It’s been a while since we last checked in with Mojave’s largest — and most media shy — space project, Stratolaunch (whose carrier aircraft has been dubbed Carbon Goose, Composite Goose and — for no discernible reason — Birdzilla).
Some of you may recall there was a burst of publicity about the project back in June. A group of journalists were allowed into the project’s giant hangar to view the world’s largest airplane, then 76 percent complete. The circle of invitees appeared rather small, limited to those who had not (ahem) impertinently nicknamed the aircraft Birdzilla.
About a week later, Chuck Beames gave a talk about Stratolaunch at the Space Frontier Foundation’s NewSpace Conference in Seattle. Beames said all the right things — program on track, everything going well, can’t wait to fly, etc.
Unfortunately, his talk sounded a lot like the one he had given at the same conference the previous July in San Jose. In 2015, he said the company was due to announce what rocket(s) the aircraft would air launch in the fall. That time came and it went. In Seattle, he promised announcements “very soon.” In fact, he had hoped to announce them at the conference.
Three months later, construction on the mammoth carrier aircraft continues on Riccomini Street with no announcement of what rocket(s) the airplane will air launch. Clearly, the definition of “soon” is a rather elastic one in the space industry.

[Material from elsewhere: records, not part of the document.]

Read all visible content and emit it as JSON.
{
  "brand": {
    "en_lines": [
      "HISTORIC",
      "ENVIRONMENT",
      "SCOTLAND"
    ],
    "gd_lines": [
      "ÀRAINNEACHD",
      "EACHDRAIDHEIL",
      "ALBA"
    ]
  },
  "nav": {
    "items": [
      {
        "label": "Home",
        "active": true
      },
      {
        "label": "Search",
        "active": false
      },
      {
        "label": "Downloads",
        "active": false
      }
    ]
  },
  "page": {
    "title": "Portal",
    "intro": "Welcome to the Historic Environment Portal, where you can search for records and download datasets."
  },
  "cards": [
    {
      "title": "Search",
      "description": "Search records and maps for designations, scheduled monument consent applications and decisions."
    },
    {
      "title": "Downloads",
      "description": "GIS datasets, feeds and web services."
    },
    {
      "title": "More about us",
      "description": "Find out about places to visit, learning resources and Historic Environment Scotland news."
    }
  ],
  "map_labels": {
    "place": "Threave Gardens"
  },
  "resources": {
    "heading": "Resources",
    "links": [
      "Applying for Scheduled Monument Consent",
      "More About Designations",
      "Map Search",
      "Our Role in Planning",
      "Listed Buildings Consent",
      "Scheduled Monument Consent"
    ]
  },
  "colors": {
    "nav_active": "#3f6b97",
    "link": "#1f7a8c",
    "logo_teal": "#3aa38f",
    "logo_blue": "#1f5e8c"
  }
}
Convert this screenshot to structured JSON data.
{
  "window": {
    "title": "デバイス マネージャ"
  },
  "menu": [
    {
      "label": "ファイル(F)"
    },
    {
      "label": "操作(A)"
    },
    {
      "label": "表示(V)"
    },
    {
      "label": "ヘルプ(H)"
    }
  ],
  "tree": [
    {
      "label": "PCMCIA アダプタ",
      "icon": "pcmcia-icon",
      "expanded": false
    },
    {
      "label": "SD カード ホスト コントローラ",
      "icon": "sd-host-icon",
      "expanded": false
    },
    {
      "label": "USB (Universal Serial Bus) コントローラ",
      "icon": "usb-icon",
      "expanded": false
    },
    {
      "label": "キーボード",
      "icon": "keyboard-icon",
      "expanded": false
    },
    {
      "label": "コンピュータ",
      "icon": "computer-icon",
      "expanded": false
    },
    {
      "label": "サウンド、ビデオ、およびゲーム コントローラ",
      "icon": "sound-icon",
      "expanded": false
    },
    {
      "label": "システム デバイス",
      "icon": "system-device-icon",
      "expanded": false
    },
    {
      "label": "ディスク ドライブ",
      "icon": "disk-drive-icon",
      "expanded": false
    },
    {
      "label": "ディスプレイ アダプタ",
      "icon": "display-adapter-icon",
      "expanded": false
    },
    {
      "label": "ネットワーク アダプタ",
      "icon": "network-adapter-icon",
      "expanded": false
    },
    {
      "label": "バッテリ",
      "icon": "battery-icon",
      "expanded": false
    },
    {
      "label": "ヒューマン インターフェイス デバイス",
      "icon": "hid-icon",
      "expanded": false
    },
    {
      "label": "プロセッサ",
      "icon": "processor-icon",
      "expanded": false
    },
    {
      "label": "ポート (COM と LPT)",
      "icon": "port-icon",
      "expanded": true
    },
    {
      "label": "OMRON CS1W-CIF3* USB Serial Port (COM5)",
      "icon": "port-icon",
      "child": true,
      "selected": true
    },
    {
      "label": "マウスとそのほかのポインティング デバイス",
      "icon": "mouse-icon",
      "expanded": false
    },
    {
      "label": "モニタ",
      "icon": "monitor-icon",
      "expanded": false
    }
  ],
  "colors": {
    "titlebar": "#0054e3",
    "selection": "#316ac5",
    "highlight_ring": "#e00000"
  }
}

After going through SpaceX and Orbital ATK, the company talked to anyone and everyone with a rocket engine or an idea for one. They must have hit pay dirt with someone. Otherwise, the giant aircraft will likely share the fate of its nicknamesake, Howard Hughes’ Spruce Goose, which flew once before becoming a museum piece.